======== Extracted information
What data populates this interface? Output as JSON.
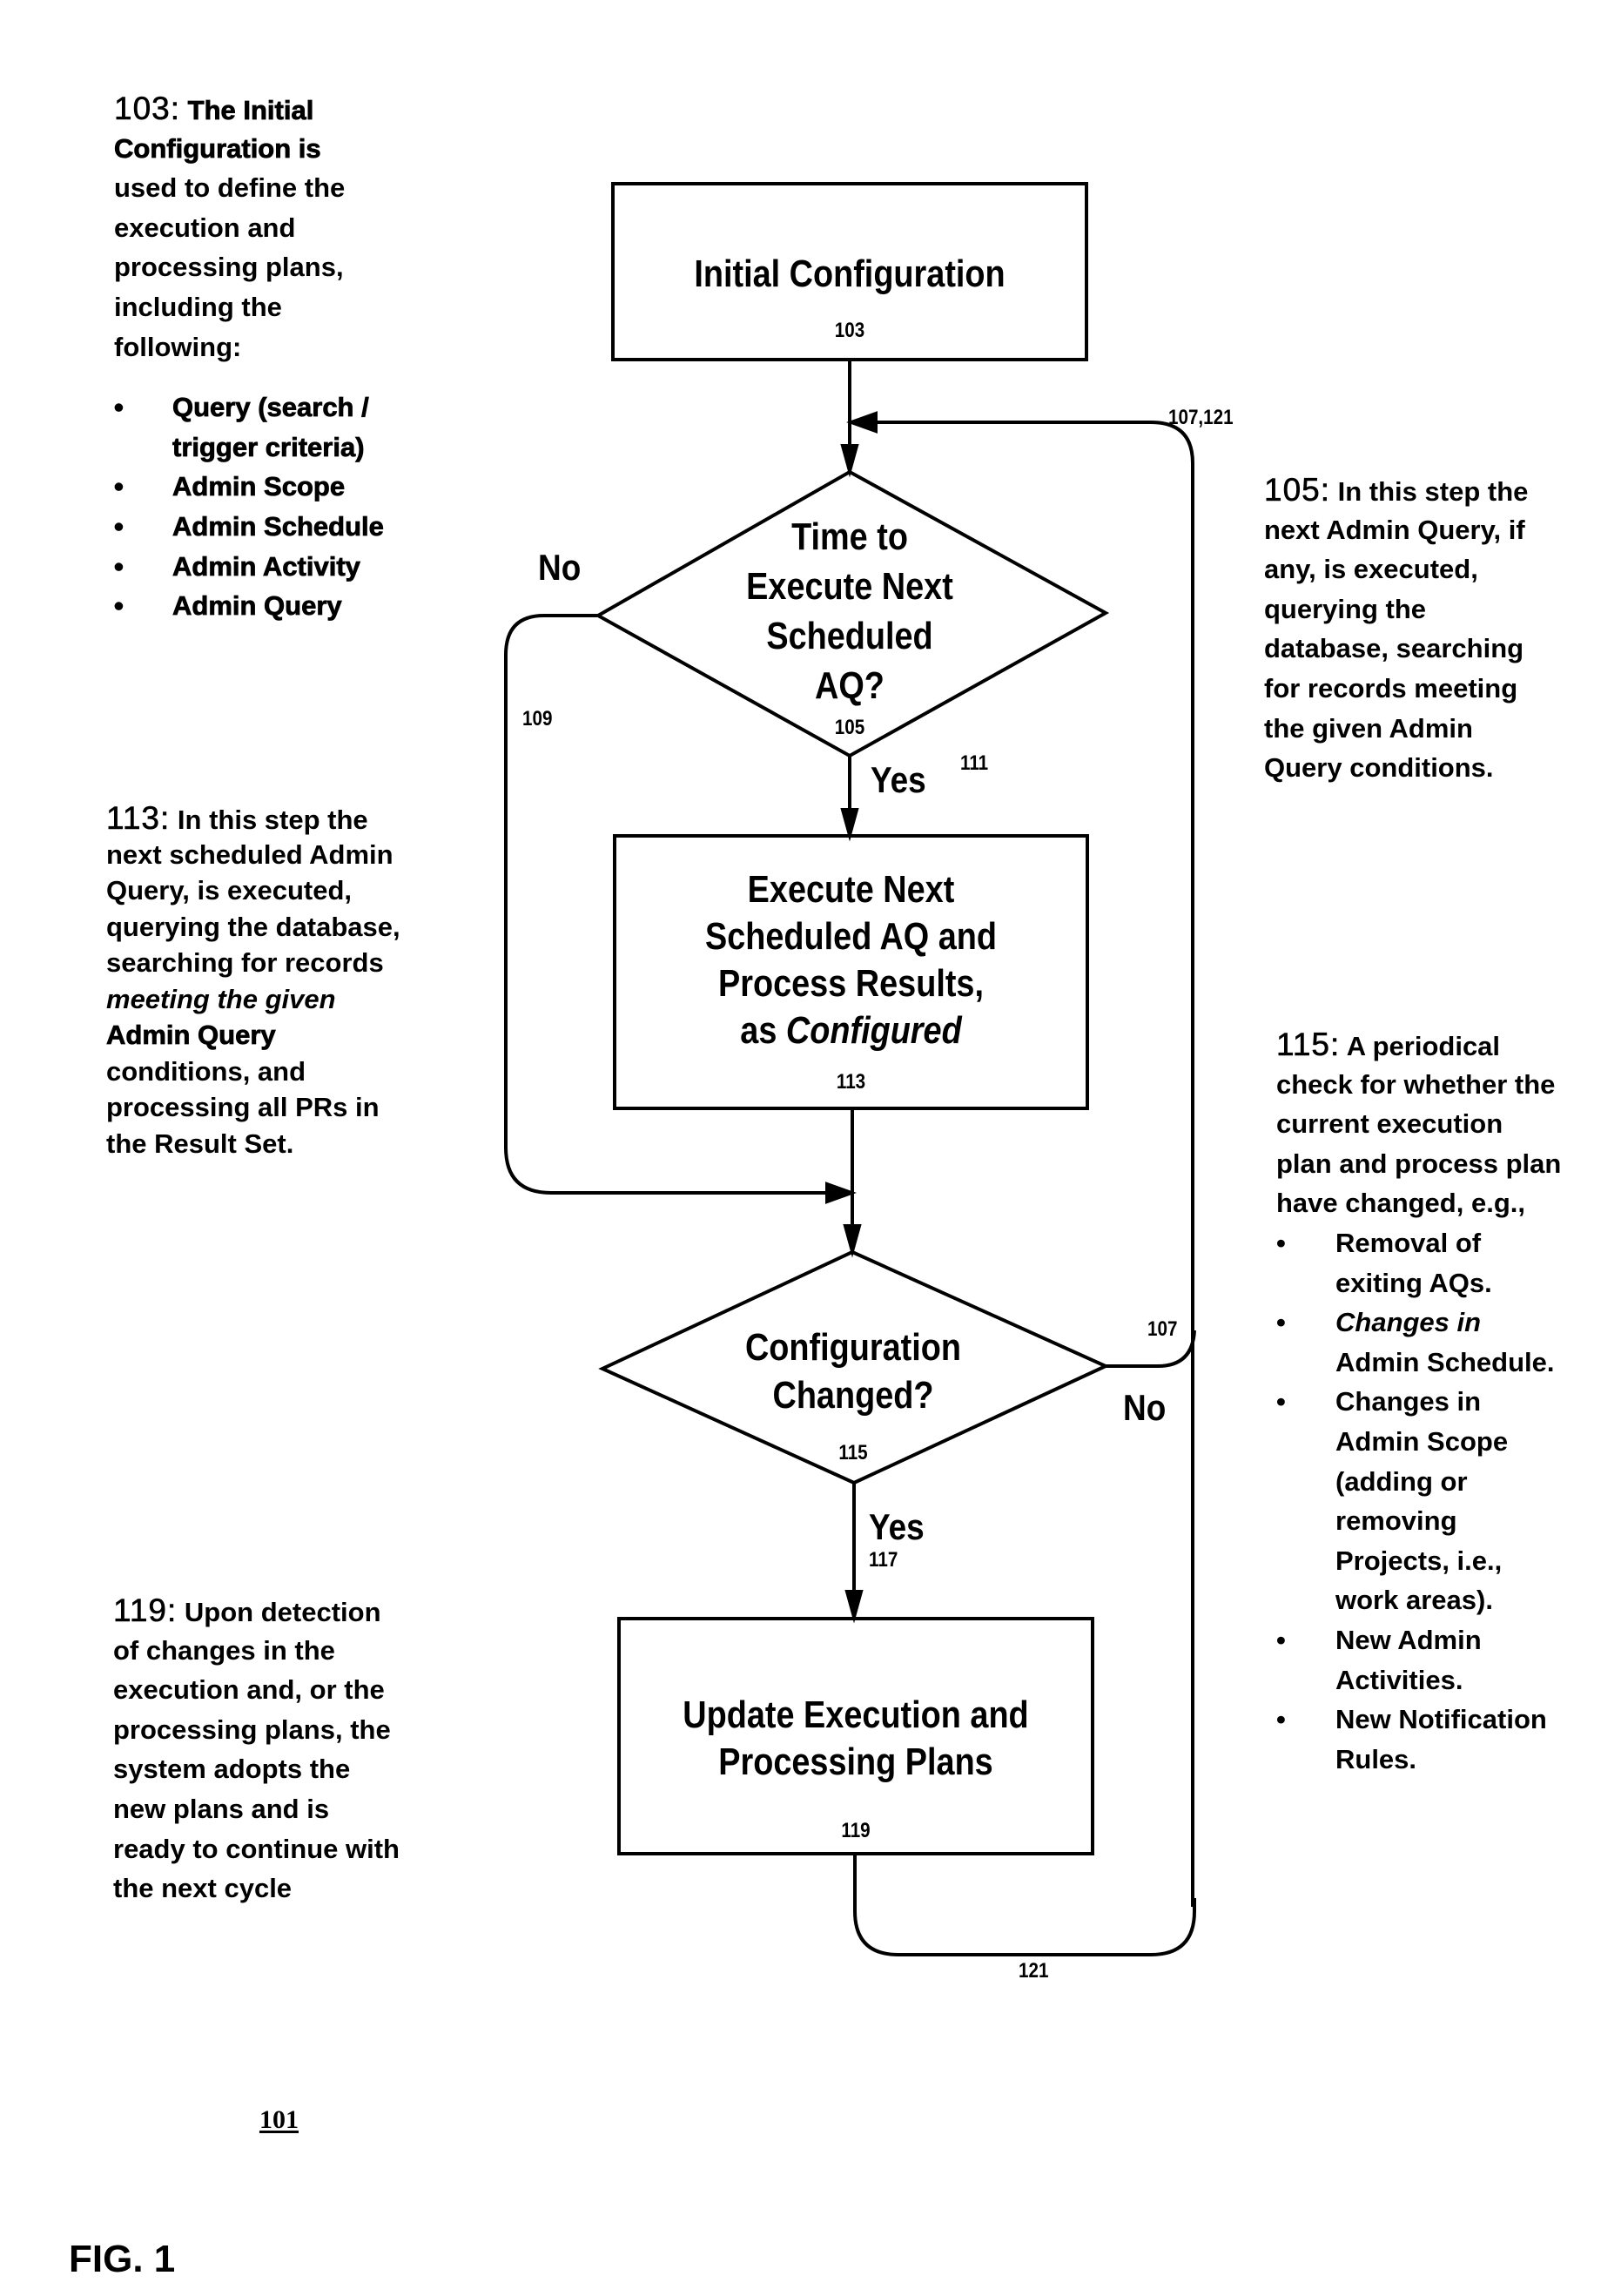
{
  "figure": {
    "label": "FIG. 1",
    "reference": "101"
  },
  "flowchart": {
    "steps": [
      {
        "id": "103",
        "type": "process",
        "lines": [
          "Initial Configuration"
        ],
        "number": "103"
      },
      {
        "id": "105",
        "type": "decision",
        "lines": [
          "Time to",
          "Execute Next",
          "Scheduled",
          "AQ?"
        ],
        "number": "105"
      },
      {
        "id": "113",
        "type": "process",
        "lines": [
          "Execute Next",
          "Scheduled AQ and",
          "Process Results,",
          "as Configured"
        ],
        "number": "113"
      },
      {
        "id": "115",
        "type": "decision",
        "lines": [
          "Configuration",
          "Changed?"
        ],
        "number": "115"
      },
      {
        "id": "119",
        "type": "process",
        "lines": [
          "Update Execution and",
          "Processing Plans"
        ],
        "number": "119"
      }
    ],
    "edges": [
      {
        "from": "103",
        "to": "105",
        "label": ""
      },
      {
        "from": "105",
        "to": "113",
        "label": "Yes",
        "number": "111"
      },
      {
        "from": "105",
        "to": "115",
        "label": "No",
        "number": "109"
      },
      {
        "from": "113",
        "to": "115",
        "label": ""
      },
      {
        "from": "115",
        "to": "105",
        "label": "No",
        "number": "107"
      },
      {
        "from": "115",
        "to": "119",
        "label": "Yes",
        "number": "117"
      },
      {
        "from": "119",
        "to": "105",
        "label": "",
        "number": "121"
      }
    ],
    "loop_label": "107,121"
  },
  "notes": {
    "n103": {
      "ref": "103:",
      "lines": [
        "The Initial",
        "Configuration is",
        "used to define the",
        "execution and",
        "processing plans,",
        "including the",
        "following:"
      ],
      "bullets": [
        [
          "Query (search /",
          "trigger criteria)"
        ],
        [
          "Admin Scope"
        ],
        [
          "Admin Schedule"
        ],
        [
          "Admin Activity"
        ],
        [
          "Admin Query"
        ]
      ]
    },
    "n105": {
      "ref": "105:",
      "lines": [
        "In this step the",
        "next Admin Query, if",
        "any, is executed,",
        "querying the",
        "database, searching",
        "for records meeting",
        "the given Admin",
        "Query conditions."
      ]
    },
    "n113": {
      "ref": "113:",
      "lines": [
        "In this step the",
        "next scheduled Admin",
        "Query, is executed,",
        "querying the database,",
        "searching for records",
        "meeting the given",
        "Admin Query",
        "conditions, and",
        "processing all PRs in",
        "the Result Set."
      ]
    },
    "n115": {
      "ref": "115:",
      "lines": [
        "A periodical",
        "check for whether the",
        "current execution",
        "plan and process plan",
        "have changed, e.g.,"
      ],
      "bullets": [
        [
          "Removal of",
          "exiting AQs."
        ],
        [
          "Changes in",
          "Admin Schedule."
        ],
        [
          "Changes in",
          "Admin Scope",
          "(adding or",
          "removing",
          "Projects, i.e.,",
          "work areas)."
        ],
        [
          "New Admin",
          "Activities."
        ],
        [
          "New Notification",
          "Rules."
        ]
      ]
    },
    "n119": {
      "ref": "119:",
      "lines": [
        "Upon detection",
        "of changes in the",
        "execution and, or the",
        "processing plans, the",
        "system adopts the",
        "new plans and is",
        "ready to continue with",
        "the next cycle"
      ]
    }
  },
  "bullet_glyph": "•",
  "colors": {
    "ink": "#000000",
    "paper": "#ffffff"
  }
}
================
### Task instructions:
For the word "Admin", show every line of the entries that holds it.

### Answer for this exercise:
          "Admin Scope"
          "Admin Schedule"
          "Admin Activity"
          "Admin Query"
        "next Admin Query, if",
        "the given Admin",
        "next scheduled Admin",
        "Admin Query",
          "Admin Schedule."
          "Admin Scope",
          "New Admin",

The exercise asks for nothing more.